“It would be a big deterrent in the success of startups in this space as well as for the urban economy. Governments are not bothered at all when it comes to releasing the payments on time,” he added.

Another key challenge pertains to regulatory compliance itself. Not only do entrepreneurs face headwinds under the current request for proposal (RFP) process due to their inability to fulfil the rigid criteria, those that do procure governmental partnerships struggle with inordinately long payment cycles.

Some also feel that funding is currently available only to smart cities and so-called Amrut Cities with limited focus on pressing issues of urbanisation. The technology exposure at the town or city level is still a challenge and solutions need to be pitched at the state or central level.

While the government is slowly realising the potential of startups in solving India’s civic problems, focus still seems to be on the big system integrators who are offered businesses for smart city projects.

“Government needs to focus on one problem at a time at the state or ULB level and can invite tech companies to solve them to present the model case for the entire country,” added Rawat.

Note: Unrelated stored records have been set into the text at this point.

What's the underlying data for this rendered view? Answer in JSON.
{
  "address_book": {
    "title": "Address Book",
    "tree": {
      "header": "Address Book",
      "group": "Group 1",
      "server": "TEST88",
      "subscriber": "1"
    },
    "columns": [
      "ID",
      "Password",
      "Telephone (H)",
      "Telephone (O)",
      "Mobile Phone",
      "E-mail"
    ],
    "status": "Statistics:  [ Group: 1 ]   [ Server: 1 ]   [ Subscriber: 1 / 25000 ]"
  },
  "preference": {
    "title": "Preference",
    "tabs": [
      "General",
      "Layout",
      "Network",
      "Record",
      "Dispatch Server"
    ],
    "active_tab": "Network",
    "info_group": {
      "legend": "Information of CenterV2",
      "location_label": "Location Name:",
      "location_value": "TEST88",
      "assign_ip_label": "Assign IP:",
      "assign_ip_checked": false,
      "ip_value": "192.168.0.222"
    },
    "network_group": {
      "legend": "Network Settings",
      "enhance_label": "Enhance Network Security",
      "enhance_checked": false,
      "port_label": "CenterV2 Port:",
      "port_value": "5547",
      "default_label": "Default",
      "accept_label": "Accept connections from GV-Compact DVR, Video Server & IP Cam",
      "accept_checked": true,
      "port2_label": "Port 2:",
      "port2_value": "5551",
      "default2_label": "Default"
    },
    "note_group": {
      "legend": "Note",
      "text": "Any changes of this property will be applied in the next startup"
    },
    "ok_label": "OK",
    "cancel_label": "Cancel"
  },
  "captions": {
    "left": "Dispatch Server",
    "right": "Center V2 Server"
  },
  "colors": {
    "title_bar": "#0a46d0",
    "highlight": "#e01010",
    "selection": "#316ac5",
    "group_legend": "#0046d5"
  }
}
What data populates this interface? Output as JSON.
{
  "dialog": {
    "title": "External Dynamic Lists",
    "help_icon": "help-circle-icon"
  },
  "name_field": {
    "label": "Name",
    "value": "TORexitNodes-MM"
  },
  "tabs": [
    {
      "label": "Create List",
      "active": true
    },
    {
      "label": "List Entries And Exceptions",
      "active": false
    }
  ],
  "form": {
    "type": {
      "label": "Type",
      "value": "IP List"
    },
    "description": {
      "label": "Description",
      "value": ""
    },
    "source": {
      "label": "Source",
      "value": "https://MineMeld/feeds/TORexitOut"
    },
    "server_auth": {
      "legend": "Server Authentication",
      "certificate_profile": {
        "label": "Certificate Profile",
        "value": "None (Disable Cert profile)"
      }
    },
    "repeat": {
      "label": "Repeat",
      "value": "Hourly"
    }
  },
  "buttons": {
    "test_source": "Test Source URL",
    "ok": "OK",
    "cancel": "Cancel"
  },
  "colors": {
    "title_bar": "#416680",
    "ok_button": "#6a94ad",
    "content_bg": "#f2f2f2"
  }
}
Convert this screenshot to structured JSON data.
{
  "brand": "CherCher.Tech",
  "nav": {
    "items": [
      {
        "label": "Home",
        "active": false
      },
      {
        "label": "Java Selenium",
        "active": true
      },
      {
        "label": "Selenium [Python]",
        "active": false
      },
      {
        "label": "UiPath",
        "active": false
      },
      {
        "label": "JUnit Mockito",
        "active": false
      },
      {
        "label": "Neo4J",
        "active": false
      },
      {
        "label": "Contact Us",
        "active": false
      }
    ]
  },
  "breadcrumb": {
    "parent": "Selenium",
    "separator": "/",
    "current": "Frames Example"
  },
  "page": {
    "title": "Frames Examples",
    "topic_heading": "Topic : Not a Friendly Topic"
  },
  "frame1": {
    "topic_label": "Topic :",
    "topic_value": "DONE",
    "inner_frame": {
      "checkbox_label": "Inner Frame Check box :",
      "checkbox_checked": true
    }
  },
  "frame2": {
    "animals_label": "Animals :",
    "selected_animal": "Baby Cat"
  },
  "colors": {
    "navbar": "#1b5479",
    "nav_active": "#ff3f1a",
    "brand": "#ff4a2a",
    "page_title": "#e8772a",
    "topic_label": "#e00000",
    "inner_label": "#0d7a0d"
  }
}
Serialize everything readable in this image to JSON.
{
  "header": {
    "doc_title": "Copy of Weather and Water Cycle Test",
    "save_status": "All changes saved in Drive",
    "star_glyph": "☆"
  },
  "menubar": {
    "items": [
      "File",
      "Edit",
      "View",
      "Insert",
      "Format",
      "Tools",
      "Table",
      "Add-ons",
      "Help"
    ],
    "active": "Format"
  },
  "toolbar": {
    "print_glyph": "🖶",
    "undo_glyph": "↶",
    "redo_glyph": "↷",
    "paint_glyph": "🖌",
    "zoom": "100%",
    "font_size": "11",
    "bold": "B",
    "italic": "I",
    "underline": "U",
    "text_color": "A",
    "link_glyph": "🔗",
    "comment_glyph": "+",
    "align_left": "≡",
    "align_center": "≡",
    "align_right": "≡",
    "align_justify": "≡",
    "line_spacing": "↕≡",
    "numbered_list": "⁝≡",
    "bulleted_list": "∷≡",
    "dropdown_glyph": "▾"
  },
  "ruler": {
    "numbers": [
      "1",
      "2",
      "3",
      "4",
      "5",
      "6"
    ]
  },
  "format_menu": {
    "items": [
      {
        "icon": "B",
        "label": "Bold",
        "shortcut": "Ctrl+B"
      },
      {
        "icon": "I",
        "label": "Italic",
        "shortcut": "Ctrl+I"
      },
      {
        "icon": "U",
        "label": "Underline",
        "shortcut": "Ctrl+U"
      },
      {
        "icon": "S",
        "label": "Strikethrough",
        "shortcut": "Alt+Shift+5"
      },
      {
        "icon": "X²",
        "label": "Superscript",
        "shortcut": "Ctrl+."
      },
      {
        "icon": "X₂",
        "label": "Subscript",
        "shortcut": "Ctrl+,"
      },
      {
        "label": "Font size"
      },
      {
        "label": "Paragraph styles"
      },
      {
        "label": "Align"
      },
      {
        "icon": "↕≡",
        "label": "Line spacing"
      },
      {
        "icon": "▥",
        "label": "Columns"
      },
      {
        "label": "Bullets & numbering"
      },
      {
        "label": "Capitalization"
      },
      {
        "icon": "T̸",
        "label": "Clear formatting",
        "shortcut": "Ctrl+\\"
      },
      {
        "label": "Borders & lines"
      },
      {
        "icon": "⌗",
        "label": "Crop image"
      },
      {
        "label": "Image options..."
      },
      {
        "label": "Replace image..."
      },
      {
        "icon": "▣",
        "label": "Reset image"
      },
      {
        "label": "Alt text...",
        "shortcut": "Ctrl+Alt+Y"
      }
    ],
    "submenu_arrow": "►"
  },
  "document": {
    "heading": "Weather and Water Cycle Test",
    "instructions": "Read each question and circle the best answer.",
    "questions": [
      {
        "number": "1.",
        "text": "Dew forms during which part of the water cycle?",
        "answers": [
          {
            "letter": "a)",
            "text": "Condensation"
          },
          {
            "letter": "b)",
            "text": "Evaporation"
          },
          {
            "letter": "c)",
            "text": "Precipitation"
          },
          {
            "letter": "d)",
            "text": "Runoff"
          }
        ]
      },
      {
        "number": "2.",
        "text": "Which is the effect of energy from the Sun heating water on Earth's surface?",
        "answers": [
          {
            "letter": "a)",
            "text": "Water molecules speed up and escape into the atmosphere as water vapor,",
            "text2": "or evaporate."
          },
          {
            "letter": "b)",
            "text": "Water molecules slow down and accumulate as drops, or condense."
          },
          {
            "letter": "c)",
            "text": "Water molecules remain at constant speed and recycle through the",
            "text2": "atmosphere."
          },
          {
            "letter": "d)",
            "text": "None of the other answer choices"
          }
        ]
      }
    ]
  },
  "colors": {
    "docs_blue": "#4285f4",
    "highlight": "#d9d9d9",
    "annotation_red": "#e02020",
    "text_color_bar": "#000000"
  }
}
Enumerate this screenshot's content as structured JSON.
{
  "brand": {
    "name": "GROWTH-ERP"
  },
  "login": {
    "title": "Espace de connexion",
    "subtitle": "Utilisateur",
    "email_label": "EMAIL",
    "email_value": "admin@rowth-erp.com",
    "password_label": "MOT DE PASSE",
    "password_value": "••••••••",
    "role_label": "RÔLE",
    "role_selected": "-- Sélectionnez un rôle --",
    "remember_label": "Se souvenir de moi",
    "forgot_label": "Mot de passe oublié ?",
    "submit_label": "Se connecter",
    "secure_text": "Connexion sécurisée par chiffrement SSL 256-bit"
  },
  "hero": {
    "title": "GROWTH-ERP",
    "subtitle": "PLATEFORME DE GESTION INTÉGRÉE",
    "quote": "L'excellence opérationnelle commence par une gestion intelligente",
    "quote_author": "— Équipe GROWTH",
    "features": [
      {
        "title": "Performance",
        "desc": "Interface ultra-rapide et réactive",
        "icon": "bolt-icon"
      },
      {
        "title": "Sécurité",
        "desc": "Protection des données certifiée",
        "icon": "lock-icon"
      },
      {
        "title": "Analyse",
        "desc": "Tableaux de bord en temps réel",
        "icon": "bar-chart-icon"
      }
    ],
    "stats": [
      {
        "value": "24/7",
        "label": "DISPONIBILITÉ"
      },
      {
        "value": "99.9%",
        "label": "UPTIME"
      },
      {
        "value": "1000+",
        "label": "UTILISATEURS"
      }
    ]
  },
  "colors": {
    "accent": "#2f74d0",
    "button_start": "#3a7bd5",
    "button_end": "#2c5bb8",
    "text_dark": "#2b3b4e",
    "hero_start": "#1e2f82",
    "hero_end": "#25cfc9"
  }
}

The last decade has seen the civic tech sector and startups in the US grow into a billion-dollar industry. India too has the potential provided both the public and private stakeholders work together to create an environment conducive to innovation in this sector. And there’s definitely a greater opportunity for innovation to make a difference, given the huge gap in what India is capable of, what the government has promised citizens and what needs to be done to fulfil these promises, when it comes to the biggest civic issues in India.